What follows is a set of records, each of which is to be written out exactly.

[Data for this exercise]

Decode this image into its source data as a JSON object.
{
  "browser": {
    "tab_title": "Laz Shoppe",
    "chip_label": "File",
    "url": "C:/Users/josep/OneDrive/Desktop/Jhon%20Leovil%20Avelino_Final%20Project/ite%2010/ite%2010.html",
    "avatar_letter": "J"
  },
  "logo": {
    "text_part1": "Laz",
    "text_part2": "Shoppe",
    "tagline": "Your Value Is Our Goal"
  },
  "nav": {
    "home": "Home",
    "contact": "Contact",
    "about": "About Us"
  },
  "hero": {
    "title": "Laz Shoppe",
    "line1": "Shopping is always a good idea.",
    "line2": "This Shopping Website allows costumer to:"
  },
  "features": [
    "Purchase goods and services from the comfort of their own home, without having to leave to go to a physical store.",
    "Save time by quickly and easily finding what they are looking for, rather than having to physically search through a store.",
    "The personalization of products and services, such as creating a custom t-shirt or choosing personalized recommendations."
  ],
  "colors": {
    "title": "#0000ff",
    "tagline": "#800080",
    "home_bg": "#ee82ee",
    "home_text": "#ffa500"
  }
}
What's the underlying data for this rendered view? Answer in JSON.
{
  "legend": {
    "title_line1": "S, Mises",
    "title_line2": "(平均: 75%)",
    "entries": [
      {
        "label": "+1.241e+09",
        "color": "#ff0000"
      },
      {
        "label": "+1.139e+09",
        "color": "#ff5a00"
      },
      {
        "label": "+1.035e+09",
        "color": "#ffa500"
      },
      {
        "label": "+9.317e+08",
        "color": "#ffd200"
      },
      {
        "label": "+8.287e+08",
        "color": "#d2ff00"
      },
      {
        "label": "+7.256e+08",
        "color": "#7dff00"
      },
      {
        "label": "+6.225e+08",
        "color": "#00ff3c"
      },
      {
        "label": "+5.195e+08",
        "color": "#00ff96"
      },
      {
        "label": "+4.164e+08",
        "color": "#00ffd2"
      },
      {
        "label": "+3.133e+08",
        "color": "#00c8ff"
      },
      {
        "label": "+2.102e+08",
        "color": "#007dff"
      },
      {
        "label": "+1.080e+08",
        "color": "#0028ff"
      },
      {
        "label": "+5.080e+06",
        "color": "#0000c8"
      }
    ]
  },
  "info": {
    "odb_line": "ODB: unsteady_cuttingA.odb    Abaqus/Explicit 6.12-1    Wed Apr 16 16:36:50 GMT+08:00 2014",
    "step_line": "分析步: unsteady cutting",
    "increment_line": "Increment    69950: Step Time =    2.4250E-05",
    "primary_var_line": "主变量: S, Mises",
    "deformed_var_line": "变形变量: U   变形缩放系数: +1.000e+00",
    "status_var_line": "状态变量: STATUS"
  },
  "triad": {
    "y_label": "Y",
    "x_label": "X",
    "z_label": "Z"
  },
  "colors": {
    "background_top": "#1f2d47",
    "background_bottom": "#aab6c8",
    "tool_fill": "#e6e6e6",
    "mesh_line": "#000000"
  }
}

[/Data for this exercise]

> **Response below**
Decode this image into its source data as a JSON object.
{
  "browser": {
    "tab_title": "Laz Shoppe",
    "chip_label": "File",
    "url": "C:/Users/josep/OneDrive/Desktop/Jhon%20Leovil%20Avelino_Final%20Project/ite%2010/ite%2010.html",
    "avatar_letter": "J"
  },
  "logo": {
    "text_part1": "Laz",
    "text_part2": "Shoppe",
    "tagline": "Your Value Is Our Goal"
  },
  "nav": {
    "home": "Home",
    "contact": "Contact",
    "about": "About Us"
  },
  "hero": {
    "title": "Laz Shoppe",
    "line1": "Shopping is always a good idea.",
    "line2": "This Shopping Website allows costumer to:"
  },
  "features": [
    "Purchase goods and services from the comfort of their own home, without having to leave to go to a physical store.",
    "Save time by quickly and easily finding what they are looking for, rather than having to physically search through a store.",
    "The personalization of products and services, such as creating a custom t-shirt or choosing personalized recommendations."
  ],
  "colors": {
    "title": "#0000ff",
    "tagline": "#800080",
    "home_bg": "#ee82ee",
    "home_text": "#ffa500"
  }
}
What's the underlying data for this rendered view? Answer in JSON.
{
  "legend": {
    "title_line1": "S, Mises",
    "title_line2": "(平均: 75%)",
    "entries": [
      {
        "label": "+1.241e+09",
        "color": "#ff0000"
      },
      {
        "label": "+1.139e+09",
        "color": "#ff5a00"
      },
      {
        "label": "+1.035e+09",
        "color": "#ffa500"
      },
      {
        "label": "+9.317e+08",
        "color": "#ffd200"
      },
      {
        "label": "+8.287e+08",
        "color": "#d2ff00"
      },
      {
        "label": "+7.256e+08",
        "color": "#7dff00"
      },
      {
        "label": "+6.225e+08",
        "color": "#00ff3c"
      },
      {
        "label": "+5.195e+08",
        "color": "#00ff96"
      },
      {
        "label": "+4.164e+08",
        "color": "#00ffd2"
      },
      {
        "label": "+3.133e+08",
        "color": "#00c8ff"
      },
      {
        "label": "+2.102e+08",
        "color": "#007dff"
      },
      {
        "label": "+1.080e+08",
        "color": "#0028ff"
      },
      {
        "label": "+5.080e+06",
        "color": "#0000c8"
      }
    ]
  },
  "info": {
    "odb_line": "ODB: unsteady_cuttingA.odb    Abaqus/Explicit 6.12-1    Wed Apr 16 16:36:50 GMT+08:00 2014",
    "step_line": "分析步: unsteady cutting",
    "increment_line": "Increment    69950: Step Time =    2.4250E-05",
    "primary_var_line": "主变量: S, Mises",
    "deformed_var_line": "变形变量: U   变形缩放系数: +1.000e+00",
    "status_var_line": "状态变量: STATUS"
  },
  "triad": {
    "y_label": "Y",
    "x_label": "X",
    "z_label": "Z"
  },
  "colors": {
    "background_top": "#1f2d47",
    "background_bottom": "#aab6c8",
    "tool_fill": "#e6e6e6",
    "mesh_line": "#000000"
  }
}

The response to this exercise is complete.